(Exercise details) The data below should be restated word for word, pictures omitted.

Interface dataset entries
+ + +

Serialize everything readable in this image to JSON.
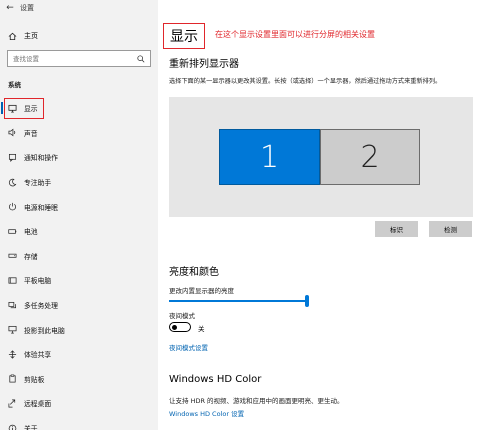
{
  "window": {
    "title": "设置",
    "back_glyph": "←"
  },
  "sidebar": {
    "home_label": "主页",
    "search_placeholder": "查找设置",
    "group_label": "系统",
    "items": [
      {
        "label": "显示",
        "icon": "monitor-icon"
      },
      {
        "label": "声音",
        "icon": "speaker-icon"
      },
      {
        "label": "通知和操作",
        "icon": "notification-icon"
      },
      {
        "label": "专注助手",
        "icon": "moon-icon"
      },
      {
        "label": "电源和睡眠",
        "icon": "power-icon"
      },
      {
        "label": "电池",
        "icon": "battery-icon"
      },
      {
        "label": "存储",
        "icon": "storage-icon"
      },
      {
        "label": "平板电脑",
        "icon": "tablet-icon"
      },
      {
        "label": "多任务处理",
        "icon": "multitask-icon"
      },
      {
        "label": "投影到此电脑",
        "icon": "project-icon"
      },
      {
        "label": "体验共享",
        "icon": "share-icon"
      },
      {
        "label": "剪贴板",
        "icon": "clipboard-icon"
      },
      {
        "label": "远程桌面",
        "icon": "remote-icon"
      },
      {
        "label": "关于",
        "icon": "info-icon"
      }
    ]
  },
  "main": {
    "title": "显示",
    "annotation": "在这个显示设置里面可以进行分屏的相关设置",
    "rearrange": {
      "heading": "重新排列显示器",
      "description": "选择下面的某一显示器以更改其设置。长按（或选择）一个显示器，然后通过拖动方式来重新排列。",
      "monitors": [
        "1",
        "2"
      ],
      "identify_label": "标识",
      "detect_label": "检测"
    },
    "brightness": {
      "heading": "亮度和颜色",
      "slider_label": "更改内置显示器的亮度",
      "value_fraction": 1.0,
      "night_light_label": "夜间模式",
      "night_light_state": "关",
      "night_light_link": "夜间模式设置"
    },
    "hdr": {
      "heading": "Windows HD Color",
      "description": "让支持 HDR 的视频、游戏和应用中的画面更明亮、更生动。",
      "link": "Windows HD Color 设置"
    }
  },
  "colors": {
    "accent": "#0078d7",
    "highlight_box": "#e0262b",
    "sidebar_bg": "#f2f2f2",
    "monitor_area": "#e6e6e6"
  }
}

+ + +

(Solved problem)
Serialize everything readable in this image to JSON.
{
  "window": {
    "title": "设置",
    "back_glyph": "←"
  },
  "sidebar": {
    "home_label": "主页",
    "search_placeholder": "查找设置",
    "group_label": "系统",
    "items": [
      {
        "label": "显示",
        "icon": "monitor-icon"
      },
      {
        "label": "声音",
        "icon": "speaker-icon"
      },
      {
        "label": "通知和操作",
        "icon": "notification-icon"
      },
      {
        "label": "专注助手",
        "icon": "moon-icon"
      },
      {
        "label": "电源和睡眠",
        "icon": "power-icon"
      },
      {
        "label": "电池",
        "icon": "battery-icon"
      },
      {
        "label": "存储",
        "icon": "storage-icon"
      },
      {
        "label": "平板电脑",
        "icon": "tablet-icon"
      },
      {
        "label": "多任务处理",
        "icon": "multitask-icon"
      },
      {
        "label": "投影到此电脑",
        "icon": "project-icon"
      },
      {
        "label": "体验共享",
        "icon": "share-icon"
      },
      {
        "label": "剪贴板",
        "icon": "clipboard-icon"
      },
      {
        "label": "远程桌面",
        "icon": "remote-icon"
      },
      {
        "label": "关于",
        "icon": "info-icon"
      }
    ]
  },
  "main": {
    "title": "显示",
    "annotation": "在这个显示设置里面可以进行分屏的相关设置",
    "rearrange": {
      "heading": "重新排列显示器",
      "description": "选择下面的某一显示器以更改其设置。长按（或选择）一个显示器，然后通过拖动方式来重新排列。",
      "monitors": [
        "1",
        "2"
      ],
      "identify_label": "标识",
      "detect_label": "检测"
    },
    "brightness": {
      "heading": "亮度和颜色",
      "slider_label": "更改内置显示器的亮度",
      "value_fraction": 1.0,
      "night_light_label": "夜间模式",
      "night_light_state": "关",
      "night_light_link": "夜间模式设置"
    },
    "hdr": {
      "heading": "Windows HD Color",
      "description": "让支持 HDR 的视频、游戏和应用中的画面更明亮、更生动。",
      "link": "Windows HD Color 设置"
    }
  },
  "colors": {
    "accent": "#0078d7",
    "highlight_box": "#e0262b",
    "sidebar_bg": "#f2f2f2",
    "monitor_area": "#e6e6e6"
  }
}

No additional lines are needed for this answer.